*WHAT THE EXERCISE ASKS*:
Where a line below holds the string "control", that line goes into the answer.

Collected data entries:
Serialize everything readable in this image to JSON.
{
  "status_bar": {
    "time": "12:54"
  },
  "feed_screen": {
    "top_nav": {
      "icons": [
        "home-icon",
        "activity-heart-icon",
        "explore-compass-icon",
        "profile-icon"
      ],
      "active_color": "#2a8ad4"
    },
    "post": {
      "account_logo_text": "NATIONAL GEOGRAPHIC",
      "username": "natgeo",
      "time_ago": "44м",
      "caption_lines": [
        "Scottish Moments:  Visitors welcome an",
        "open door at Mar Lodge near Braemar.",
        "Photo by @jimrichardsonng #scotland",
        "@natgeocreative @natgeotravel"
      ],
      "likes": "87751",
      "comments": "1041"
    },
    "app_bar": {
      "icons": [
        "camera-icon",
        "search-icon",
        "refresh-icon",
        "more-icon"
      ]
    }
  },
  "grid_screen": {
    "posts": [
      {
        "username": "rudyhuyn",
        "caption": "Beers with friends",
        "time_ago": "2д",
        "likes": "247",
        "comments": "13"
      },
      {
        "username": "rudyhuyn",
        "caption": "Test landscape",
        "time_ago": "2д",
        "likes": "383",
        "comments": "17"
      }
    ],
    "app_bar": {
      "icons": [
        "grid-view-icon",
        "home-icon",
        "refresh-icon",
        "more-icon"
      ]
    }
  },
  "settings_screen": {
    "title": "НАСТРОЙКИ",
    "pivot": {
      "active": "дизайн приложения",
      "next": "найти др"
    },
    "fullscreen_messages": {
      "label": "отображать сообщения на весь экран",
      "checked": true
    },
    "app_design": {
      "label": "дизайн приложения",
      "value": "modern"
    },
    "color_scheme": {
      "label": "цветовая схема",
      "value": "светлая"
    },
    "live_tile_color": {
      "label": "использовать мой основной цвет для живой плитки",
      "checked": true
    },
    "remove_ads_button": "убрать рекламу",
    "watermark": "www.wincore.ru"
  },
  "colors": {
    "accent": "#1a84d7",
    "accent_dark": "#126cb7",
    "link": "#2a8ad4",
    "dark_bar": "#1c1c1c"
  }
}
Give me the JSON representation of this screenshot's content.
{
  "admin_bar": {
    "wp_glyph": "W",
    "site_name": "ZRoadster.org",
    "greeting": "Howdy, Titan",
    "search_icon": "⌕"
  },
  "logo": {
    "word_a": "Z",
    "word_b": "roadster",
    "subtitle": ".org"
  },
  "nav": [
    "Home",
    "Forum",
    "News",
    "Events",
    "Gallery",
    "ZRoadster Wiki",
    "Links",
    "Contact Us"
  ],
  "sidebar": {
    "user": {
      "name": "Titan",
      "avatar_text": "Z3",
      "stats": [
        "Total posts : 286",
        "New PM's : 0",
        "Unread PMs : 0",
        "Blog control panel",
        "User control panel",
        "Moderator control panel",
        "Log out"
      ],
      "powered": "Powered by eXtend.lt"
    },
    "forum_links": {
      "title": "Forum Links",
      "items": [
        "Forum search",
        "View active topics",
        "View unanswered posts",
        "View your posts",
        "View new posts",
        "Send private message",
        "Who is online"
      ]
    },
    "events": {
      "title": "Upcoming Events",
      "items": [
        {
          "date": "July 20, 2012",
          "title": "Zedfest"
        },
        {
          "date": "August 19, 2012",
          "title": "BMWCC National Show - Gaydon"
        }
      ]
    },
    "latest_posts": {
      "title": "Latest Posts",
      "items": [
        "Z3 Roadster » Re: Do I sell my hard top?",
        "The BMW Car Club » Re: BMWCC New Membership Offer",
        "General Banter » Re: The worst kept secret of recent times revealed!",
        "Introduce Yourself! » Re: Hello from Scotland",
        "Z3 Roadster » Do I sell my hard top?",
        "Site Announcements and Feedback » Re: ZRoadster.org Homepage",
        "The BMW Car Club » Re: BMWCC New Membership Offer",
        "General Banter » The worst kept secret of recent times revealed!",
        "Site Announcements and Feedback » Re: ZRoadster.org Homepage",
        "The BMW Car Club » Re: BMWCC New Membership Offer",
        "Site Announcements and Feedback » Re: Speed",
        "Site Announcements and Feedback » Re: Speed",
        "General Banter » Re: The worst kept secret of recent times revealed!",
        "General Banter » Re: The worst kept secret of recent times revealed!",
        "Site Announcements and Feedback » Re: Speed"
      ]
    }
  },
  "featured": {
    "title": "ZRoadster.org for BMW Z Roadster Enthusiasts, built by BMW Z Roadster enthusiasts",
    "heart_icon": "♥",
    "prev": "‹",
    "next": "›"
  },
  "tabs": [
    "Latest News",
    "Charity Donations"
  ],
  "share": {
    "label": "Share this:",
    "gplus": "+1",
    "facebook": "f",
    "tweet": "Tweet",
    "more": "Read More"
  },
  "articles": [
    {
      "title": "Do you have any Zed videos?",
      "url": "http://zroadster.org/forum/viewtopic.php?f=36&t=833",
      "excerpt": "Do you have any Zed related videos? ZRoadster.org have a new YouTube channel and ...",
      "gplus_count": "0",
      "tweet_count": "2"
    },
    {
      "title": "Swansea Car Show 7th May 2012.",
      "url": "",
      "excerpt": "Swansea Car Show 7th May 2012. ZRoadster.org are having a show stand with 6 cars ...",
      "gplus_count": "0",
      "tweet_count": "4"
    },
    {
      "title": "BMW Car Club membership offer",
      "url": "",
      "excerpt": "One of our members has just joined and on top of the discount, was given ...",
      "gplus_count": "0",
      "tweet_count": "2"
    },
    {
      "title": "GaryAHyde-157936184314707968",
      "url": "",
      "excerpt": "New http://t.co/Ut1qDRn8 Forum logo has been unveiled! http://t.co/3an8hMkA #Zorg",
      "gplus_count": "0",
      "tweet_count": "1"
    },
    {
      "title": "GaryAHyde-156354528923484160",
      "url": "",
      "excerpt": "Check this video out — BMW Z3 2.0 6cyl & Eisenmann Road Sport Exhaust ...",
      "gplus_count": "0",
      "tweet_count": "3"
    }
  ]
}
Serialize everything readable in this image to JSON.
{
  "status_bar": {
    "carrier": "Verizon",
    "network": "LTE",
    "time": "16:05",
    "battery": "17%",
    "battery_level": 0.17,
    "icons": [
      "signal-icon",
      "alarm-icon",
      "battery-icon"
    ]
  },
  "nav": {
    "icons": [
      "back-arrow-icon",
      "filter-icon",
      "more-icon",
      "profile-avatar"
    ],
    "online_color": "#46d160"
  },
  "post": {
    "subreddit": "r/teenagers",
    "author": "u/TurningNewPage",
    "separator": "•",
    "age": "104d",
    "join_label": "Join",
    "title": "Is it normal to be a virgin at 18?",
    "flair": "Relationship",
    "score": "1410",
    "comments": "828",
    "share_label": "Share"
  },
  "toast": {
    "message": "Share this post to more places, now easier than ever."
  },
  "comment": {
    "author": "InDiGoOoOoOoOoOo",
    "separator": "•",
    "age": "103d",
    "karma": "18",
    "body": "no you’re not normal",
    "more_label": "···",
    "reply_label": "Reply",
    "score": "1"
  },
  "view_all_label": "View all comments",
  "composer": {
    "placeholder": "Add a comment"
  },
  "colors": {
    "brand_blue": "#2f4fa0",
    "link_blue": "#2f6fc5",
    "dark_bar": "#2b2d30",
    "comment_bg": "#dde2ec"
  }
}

*REPLY*:
        "Blog control panel",
        "User control panel",
        "Moderator control panel",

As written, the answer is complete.